PROVIDED DATA |
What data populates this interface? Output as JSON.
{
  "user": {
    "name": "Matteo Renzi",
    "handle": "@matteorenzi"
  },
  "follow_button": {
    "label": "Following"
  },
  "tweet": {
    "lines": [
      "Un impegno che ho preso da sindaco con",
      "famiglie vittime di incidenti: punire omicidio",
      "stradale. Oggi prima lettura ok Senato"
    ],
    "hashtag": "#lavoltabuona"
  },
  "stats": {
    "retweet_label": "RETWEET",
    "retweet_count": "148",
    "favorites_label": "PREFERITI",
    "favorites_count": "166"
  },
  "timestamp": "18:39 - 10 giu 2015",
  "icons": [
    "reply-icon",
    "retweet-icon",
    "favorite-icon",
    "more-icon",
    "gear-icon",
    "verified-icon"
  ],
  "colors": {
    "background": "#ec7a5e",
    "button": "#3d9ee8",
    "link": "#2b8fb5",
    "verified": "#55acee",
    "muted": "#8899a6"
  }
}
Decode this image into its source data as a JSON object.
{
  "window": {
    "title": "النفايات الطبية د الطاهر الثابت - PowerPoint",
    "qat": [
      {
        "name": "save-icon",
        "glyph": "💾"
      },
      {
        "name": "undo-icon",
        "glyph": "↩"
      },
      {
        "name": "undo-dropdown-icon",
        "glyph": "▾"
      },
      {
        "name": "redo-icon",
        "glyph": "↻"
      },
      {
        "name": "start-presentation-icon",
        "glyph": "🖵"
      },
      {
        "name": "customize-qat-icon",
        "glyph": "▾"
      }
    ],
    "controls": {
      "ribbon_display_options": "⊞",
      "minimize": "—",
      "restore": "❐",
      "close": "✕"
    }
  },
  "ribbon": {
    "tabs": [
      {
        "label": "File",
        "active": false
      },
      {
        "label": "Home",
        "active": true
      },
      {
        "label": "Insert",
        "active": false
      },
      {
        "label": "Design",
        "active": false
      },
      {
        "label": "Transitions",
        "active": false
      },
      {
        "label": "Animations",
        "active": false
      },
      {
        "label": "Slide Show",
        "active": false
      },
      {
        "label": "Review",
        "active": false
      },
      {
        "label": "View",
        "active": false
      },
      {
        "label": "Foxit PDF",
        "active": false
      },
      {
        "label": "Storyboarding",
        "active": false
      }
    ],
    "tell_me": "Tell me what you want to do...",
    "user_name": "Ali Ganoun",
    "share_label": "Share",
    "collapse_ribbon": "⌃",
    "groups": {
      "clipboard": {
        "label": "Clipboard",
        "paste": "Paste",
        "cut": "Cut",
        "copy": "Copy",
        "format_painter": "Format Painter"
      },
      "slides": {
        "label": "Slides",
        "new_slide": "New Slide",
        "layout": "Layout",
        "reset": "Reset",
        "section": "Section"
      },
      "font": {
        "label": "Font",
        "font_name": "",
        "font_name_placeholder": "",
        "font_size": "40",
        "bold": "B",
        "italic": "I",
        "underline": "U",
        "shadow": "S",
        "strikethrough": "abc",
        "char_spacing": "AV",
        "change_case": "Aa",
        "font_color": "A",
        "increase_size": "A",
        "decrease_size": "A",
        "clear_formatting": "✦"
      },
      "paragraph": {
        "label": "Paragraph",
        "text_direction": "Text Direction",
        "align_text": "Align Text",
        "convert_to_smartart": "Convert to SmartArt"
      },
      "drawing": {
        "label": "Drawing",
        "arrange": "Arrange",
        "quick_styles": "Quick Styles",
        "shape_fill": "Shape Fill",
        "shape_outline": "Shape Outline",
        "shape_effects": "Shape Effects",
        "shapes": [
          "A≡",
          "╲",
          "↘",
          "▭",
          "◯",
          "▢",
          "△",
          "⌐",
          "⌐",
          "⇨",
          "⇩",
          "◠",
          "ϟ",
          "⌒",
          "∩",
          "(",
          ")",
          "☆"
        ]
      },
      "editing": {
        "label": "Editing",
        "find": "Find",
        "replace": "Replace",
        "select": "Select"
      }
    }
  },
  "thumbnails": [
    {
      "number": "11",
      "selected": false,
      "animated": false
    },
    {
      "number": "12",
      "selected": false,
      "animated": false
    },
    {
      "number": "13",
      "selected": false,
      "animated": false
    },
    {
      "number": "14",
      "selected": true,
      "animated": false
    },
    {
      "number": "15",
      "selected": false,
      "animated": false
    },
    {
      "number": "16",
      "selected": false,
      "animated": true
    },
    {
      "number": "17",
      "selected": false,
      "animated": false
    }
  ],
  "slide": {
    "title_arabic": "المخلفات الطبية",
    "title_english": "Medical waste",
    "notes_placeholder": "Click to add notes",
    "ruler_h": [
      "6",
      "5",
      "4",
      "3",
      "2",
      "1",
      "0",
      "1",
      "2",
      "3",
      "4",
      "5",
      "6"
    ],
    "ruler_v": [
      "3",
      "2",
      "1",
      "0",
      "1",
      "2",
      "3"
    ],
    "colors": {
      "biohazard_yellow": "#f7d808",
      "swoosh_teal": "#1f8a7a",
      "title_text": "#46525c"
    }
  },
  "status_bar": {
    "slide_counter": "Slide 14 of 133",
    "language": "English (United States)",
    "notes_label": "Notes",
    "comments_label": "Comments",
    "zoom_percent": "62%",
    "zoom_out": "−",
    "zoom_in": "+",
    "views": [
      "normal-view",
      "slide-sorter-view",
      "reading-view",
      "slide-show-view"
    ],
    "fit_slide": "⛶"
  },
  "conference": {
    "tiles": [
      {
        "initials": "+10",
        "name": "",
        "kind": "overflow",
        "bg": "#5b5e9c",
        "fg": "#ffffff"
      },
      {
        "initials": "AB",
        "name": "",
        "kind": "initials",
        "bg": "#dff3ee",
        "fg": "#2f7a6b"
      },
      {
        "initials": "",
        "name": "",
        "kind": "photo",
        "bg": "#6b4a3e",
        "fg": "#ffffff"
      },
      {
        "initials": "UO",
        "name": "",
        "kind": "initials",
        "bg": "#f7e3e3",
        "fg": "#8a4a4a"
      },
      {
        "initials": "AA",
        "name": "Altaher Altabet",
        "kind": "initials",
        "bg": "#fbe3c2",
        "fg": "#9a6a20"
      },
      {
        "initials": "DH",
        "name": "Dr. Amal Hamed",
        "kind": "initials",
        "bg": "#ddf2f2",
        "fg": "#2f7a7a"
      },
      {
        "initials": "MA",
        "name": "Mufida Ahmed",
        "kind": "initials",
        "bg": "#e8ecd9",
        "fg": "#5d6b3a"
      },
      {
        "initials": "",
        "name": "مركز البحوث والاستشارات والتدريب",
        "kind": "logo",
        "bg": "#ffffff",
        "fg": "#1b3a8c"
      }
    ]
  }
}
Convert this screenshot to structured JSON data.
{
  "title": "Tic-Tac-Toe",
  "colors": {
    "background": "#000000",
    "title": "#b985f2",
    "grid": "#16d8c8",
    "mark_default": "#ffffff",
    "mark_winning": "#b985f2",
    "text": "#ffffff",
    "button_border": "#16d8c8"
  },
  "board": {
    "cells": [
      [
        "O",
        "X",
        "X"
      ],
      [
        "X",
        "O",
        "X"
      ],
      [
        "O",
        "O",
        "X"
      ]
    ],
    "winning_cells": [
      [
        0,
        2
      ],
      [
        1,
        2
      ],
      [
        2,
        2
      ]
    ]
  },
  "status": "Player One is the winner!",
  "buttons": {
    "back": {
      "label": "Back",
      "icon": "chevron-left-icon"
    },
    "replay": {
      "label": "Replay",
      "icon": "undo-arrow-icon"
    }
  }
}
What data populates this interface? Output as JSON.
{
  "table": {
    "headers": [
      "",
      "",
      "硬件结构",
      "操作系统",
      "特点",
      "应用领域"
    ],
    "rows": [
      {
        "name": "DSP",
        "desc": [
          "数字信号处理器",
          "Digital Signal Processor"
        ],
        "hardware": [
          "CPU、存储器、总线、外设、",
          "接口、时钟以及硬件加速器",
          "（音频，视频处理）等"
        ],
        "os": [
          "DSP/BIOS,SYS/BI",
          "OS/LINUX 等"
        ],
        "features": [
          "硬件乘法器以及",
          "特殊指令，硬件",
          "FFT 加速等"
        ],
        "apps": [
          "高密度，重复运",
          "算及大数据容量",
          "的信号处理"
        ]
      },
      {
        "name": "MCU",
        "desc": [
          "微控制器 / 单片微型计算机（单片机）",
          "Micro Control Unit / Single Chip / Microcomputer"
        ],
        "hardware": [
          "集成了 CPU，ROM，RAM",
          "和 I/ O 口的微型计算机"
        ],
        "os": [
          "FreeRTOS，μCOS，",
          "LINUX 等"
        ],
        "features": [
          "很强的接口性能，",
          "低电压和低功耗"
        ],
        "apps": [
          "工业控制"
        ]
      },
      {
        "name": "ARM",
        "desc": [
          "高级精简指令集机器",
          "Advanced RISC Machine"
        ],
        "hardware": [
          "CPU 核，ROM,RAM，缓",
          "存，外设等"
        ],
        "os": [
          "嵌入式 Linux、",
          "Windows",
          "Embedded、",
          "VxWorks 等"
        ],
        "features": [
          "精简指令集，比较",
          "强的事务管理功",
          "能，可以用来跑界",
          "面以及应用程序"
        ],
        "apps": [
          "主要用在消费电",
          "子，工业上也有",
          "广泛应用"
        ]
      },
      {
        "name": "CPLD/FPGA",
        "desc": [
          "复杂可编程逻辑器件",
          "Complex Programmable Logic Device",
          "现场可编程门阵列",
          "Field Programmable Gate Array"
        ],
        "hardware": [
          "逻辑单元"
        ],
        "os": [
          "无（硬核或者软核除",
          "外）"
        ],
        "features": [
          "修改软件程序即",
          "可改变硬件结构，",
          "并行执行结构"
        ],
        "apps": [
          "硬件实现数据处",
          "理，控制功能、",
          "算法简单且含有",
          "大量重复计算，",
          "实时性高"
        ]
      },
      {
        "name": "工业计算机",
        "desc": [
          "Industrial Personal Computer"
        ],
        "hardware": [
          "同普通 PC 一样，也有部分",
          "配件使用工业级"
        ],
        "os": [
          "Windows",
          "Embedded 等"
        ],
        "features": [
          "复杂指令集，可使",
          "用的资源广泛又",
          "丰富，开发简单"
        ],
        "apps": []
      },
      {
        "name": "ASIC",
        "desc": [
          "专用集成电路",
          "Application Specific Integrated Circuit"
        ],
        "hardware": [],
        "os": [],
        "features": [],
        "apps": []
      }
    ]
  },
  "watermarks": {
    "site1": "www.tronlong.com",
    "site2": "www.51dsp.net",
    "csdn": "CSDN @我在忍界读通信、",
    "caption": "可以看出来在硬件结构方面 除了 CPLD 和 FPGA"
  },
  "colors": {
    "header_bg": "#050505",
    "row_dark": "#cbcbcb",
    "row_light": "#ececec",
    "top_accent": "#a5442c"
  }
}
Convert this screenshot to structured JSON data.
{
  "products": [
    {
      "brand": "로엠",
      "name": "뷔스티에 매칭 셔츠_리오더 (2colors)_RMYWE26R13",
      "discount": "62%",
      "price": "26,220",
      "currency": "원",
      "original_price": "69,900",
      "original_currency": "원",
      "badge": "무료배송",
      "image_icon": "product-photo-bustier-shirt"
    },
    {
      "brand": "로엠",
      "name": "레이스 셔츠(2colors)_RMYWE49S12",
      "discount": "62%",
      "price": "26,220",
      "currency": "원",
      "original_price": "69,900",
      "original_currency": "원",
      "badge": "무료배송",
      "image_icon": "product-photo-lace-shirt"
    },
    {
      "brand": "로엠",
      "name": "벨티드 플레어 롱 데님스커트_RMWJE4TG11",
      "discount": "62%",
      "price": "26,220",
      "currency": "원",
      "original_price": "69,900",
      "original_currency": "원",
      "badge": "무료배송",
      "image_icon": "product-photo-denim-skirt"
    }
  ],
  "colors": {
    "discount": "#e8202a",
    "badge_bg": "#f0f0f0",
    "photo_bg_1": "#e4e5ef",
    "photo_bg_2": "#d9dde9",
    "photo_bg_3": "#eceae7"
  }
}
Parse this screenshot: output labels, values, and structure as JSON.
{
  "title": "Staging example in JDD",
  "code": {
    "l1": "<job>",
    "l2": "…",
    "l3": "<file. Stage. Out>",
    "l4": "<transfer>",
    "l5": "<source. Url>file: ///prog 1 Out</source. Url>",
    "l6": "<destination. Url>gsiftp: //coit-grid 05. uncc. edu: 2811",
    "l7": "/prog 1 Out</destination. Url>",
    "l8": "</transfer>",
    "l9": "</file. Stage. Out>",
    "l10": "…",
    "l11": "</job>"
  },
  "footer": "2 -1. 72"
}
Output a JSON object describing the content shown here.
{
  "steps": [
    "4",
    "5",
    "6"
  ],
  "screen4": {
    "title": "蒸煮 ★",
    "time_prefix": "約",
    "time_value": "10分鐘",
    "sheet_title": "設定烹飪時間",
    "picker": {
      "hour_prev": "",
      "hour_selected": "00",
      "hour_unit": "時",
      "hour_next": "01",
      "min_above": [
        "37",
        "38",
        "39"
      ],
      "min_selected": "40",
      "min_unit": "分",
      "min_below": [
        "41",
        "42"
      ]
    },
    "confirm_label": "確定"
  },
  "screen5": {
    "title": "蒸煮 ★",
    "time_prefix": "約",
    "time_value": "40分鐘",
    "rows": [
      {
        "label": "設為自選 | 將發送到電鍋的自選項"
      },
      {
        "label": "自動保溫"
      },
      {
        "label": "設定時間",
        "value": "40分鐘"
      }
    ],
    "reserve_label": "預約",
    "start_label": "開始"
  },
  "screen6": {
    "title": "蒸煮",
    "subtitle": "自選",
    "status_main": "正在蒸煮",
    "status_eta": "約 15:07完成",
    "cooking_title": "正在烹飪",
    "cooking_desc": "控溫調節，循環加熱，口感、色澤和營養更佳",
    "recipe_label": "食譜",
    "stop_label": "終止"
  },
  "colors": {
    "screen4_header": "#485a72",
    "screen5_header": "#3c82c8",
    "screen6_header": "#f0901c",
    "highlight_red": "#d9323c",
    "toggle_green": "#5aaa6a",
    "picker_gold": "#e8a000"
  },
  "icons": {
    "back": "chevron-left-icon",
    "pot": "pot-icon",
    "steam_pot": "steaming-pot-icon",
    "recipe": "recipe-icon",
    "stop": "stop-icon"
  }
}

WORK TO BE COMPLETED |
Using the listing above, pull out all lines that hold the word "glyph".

RESULT OF THE EXERCISE |
        "glyph": "💾"
        "glyph": "↩"
        "glyph": "▾"
        "glyph": "↻"
        "glyph": "🖵"
        "glyph": "▾"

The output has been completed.